First of all, what is the usage: In 2007, the library saw 26,705 downloads of Springer ebook chapters for the entire year; fast forward to 2009, where we saw 166,703 downloads of Springer ebook chapters for the total year and 23,043 in January 2010 alone. In Wendy Shelburne's “E-book usage in an academic library: User attitudes and behaviors,” her survey of the entire 47,000-person campus revealed that 57% of the respondents used ebooks, with the vast majority using them for research. Some of the benefits cited includes instant access from anywhere, portability, keyword searchability, and environmental friendliness. But disadvantages cited by both those who used and didn't use ebooks included difficulty reading the screen, trouble navigating to pages. Locating and searching for materials, and DRM. The majority of respondents said that they would use both print and electronic books, and preferred print books for ease of use and for reading a book cover-to-cover. These same benefits and concerns were voiced in Princeton University's pilot study of the Kindle DX (http://www.princeton.edu/ereaderpilot/): while the 51 students in the pilot liked the portability, consolidation of their readings, and the searchability of the pre-loaded texts on their ereaders, the not insignificant difficulties ranged from the inability to annotate the text for study, to difficulty in navigating the ebooks and “flipping through the pages,” to poor conversion of PDFs into ebooks for Kindle. Penn State's experience with the Sony Reader for both academic and popular use was similar (http://www.libraries.psu.edu/etc/medialib/psulpublicmedialibrary/lls/documents.Par.53256.File.dat/7things_SonyReader.pdf): they had to enact a complex system for locking down the Sony Readers.

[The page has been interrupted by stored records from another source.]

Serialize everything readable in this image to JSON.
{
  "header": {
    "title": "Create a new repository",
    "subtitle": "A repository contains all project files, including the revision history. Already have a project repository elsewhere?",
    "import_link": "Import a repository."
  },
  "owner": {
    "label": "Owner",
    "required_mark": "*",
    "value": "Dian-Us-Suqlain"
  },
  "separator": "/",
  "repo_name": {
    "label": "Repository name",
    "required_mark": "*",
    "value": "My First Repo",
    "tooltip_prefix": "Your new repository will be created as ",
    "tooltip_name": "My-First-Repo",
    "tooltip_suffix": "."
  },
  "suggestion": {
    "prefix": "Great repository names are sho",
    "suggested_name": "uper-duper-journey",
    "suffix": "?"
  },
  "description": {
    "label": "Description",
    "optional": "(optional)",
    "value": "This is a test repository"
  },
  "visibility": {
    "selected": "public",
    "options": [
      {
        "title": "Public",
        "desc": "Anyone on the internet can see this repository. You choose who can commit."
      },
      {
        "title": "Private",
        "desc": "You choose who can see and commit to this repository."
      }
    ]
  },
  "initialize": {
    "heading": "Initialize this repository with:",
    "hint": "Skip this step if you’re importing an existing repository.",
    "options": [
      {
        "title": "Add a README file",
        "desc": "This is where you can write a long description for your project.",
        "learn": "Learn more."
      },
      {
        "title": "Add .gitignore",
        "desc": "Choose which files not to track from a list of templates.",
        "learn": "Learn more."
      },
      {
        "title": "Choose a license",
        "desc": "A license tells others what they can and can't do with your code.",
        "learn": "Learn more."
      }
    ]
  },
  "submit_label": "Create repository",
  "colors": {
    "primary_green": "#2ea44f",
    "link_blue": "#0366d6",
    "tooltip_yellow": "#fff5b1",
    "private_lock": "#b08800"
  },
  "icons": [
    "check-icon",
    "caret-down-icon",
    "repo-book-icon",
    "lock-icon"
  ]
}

Another aspect to consider is access: first of all, getting an ebook to a user is far faster than a regular book: for an ebook we simply upload the record in the catalog and place links to the book in the appropriate places in the catalog and e-resources database; but regular books must be shipped, cataloged, and shelved before ever seeing the light of day.
University of Illinois offers ebooks in several different platforms, ranging from downloadable PDFs to platforms where the user can browse scanned pages from the actual book to HTML text. Students are highly adaptable to each platform, but we prefer PDFs because they can be previewed and read on multiple devices.
We also see that publishers are trying to determine how to create and market ebooks most effectively–whether in packaged collections of ebooks, a hybrid of the print and digital product, among others–and some places have it figured out much better than others. But ebooks pose a challenge for everyone: publishers in delivering the content, libraries in dissiminating the content, and students and faculty in how to use the ebooks. One thing is for sure: as students and faculty become more mobile and dispersed in their work and home environments, we want to provide them with the best array of resources and research tools that they can access wherever they are and whenever they need it.